#### [Records to use]
•••

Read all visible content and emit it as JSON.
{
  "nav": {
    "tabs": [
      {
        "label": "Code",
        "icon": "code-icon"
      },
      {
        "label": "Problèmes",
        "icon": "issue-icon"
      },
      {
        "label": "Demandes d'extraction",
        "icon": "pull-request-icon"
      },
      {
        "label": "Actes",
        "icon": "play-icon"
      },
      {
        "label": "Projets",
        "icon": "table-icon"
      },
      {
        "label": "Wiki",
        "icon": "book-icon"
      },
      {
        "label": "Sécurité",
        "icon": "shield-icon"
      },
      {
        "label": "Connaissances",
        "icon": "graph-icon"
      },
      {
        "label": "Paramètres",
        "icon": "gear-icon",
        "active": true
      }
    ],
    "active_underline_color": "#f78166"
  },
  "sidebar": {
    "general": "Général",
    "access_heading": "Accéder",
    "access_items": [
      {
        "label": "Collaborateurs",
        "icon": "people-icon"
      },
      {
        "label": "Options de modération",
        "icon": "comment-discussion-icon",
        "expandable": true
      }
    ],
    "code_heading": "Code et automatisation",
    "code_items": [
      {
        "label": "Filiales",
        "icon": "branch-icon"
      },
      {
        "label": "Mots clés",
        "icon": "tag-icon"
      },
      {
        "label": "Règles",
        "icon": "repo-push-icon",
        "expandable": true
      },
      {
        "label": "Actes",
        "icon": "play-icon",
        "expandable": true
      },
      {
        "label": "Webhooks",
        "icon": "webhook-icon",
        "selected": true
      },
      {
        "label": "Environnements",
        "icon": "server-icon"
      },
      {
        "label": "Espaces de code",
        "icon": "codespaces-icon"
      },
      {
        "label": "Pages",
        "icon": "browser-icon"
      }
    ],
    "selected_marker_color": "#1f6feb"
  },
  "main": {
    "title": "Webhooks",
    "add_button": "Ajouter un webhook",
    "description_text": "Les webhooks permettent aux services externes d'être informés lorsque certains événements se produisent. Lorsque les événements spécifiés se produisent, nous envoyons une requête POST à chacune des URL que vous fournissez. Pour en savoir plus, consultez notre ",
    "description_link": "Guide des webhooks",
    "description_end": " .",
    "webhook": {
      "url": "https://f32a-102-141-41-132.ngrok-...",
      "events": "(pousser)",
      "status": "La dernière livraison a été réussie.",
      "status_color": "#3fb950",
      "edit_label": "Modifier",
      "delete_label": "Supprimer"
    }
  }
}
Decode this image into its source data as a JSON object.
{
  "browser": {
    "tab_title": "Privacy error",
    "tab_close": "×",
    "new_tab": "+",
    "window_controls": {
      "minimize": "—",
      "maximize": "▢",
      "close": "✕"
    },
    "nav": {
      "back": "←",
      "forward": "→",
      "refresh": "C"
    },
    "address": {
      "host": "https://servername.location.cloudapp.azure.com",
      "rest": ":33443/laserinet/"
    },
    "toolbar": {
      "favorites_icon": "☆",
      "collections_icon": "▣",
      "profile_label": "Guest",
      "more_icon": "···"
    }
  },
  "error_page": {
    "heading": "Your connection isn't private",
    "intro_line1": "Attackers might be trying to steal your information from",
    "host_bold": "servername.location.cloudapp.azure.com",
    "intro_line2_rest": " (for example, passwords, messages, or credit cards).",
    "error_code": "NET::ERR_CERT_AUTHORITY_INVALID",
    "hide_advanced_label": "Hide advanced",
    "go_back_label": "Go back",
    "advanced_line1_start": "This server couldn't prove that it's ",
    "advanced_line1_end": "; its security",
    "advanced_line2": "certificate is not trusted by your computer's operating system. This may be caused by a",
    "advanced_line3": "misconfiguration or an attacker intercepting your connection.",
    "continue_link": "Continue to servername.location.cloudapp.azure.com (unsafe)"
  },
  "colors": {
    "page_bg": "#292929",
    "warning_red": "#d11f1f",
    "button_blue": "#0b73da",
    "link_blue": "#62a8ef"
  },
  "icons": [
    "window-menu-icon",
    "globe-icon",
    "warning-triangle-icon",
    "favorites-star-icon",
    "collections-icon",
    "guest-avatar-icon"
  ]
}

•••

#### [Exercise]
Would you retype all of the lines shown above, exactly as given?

#### [Response box]
Read all visible content and emit it as JSON.
{
  "nav": {
    "tabs": [
      {
        "label": "Code",
        "icon": "code-icon"
      },
      {
        "label": "Problèmes",
        "icon": "issue-icon"
      },
      {
        "label": "Demandes d'extraction",
        "icon": "pull-request-icon"
      },
      {
        "label": "Actes",
        "icon": "play-icon"
      },
      {
        "label": "Projets",
        "icon": "table-icon"
      },
      {
        "label": "Wiki",
        "icon": "book-icon"
      },
      {
        "label": "Sécurité",
        "icon": "shield-icon"
      },
      {
        "label": "Connaissances",
        "icon": "graph-icon"
      },
      {
        "label": "Paramètres",
        "icon": "gear-icon",
        "active": true
      }
    ],
    "active_underline_color": "#f78166"
  },
  "sidebar": {
    "general": "Général",
    "access_heading": "Accéder",
    "access_items": [
      {
        "label": "Collaborateurs",
        "icon": "people-icon"
      },
      {
        "label": "Options de modération",
        "icon": "comment-discussion-icon",
        "expandable": true
      }
    ],
    "code_heading": "Code et automatisation",
    "code_items": [
      {
        "label": "Filiales",
        "icon": "branch-icon"
      },
      {
        "label": "Mots clés",
        "icon": "tag-icon"
      },
      {
        "label": "Règles",
        "icon": "repo-push-icon",
        "expandable": true
      },
      {
        "label": "Actes",
        "icon": "play-icon",
        "expandable": true
      },
      {
        "label": "Webhooks",
        "icon": "webhook-icon",
        "selected": true
      },
      {
        "label": "Environnements",
        "icon": "server-icon"
      },
      {
        "label": "Espaces de code",
        "icon": "codespaces-icon"
      },
      {
        "label": "Pages",
        "icon": "browser-icon"
      }
    ],
    "selected_marker_color": "#1f6feb"
  },
  "main": {
    "title": "Webhooks",
    "add_button": "Ajouter un webhook",
    "description_text": "Les webhooks permettent aux services externes d'être informés lorsque certains événements se produisent. Lorsque les événements spécifiés se produisent, nous envoyons une requête POST à chacune des URL que vous fournissez. Pour en savoir plus, consultez notre ",
    "description_link": "Guide des webhooks",
    "description_end": " .",
    "webhook": {
      "url": "https://f32a-102-141-41-132.ngrok-...",
      "events": "(pousser)",
      "status": "La dernière livraison a été réussie.",
      "status_color": "#3fb950",
      "edit_label": "Modifier",
      "delete_label": "Supprimer"
    }
  }
}
Decode this image into its source data as a JSON object.
{
  "browser": {
    "tab_title": "Privacy error",
    "tab_close": "×",
    "new_tab": "+",
    "window_controls": {
      "minimize": "—",
      "maximize": "▢",
      "close": "✕"
    },
    "nav": {
      "back": "←",
      "forward": "→",
      "refresh": "C"
    },
    "address": {
      "host": "https://servername.location.cloudapp.azure.com",
      "rest": ":33443/laserinet/"
    },
    "toolbar": {
      "favorites_icon": "☆",
      "collections_icon": "▣",
      "profile_label": "Guest",
      "more_icon": "···"
    }
  },
  "error_page": {
    "heading": "Your connection isn't private",
    "intro_line1": "Attackers might be trying to steal your information from",
    "host_bold": "servername.location.cloudapp.azure.com",
    "intro_line2_rest": " (for example, passwords, messages, or credit cards).",
    "error_code": "NET::ERR_CERT_AUTHORITY_INVALID",
    "hide_advanced_label": "Hide advanced",
    "go_back_label": "Go back",
    "advanced_line1_start": "This server couldn't prove that it's ",
    "advanced_line1_end": "; its security",
    "advanced_line2": "certificate is not trusted by your computer's operating system. This may be caused by a",
    "advanced_line3": "misconfiguration or an attacker intercepting your connection.",
    "continue_link": "Continue to servername.location.cloudapp.azure.com (unsafe)"
  },
  "colors": {
    "page_bg": "#292929",
    "warning_red": "#d11f1f",
    "button_blue": "#0b73da",
    "link_blue": "#62a8ef"
  },
  "icons": [
    "window-menu-icon",
    "globe-icon",
    "warning-triangle-icon",
    "favorites-star-icon",
    "collections-icon",
    "guest-avatar-icon"
  ]
}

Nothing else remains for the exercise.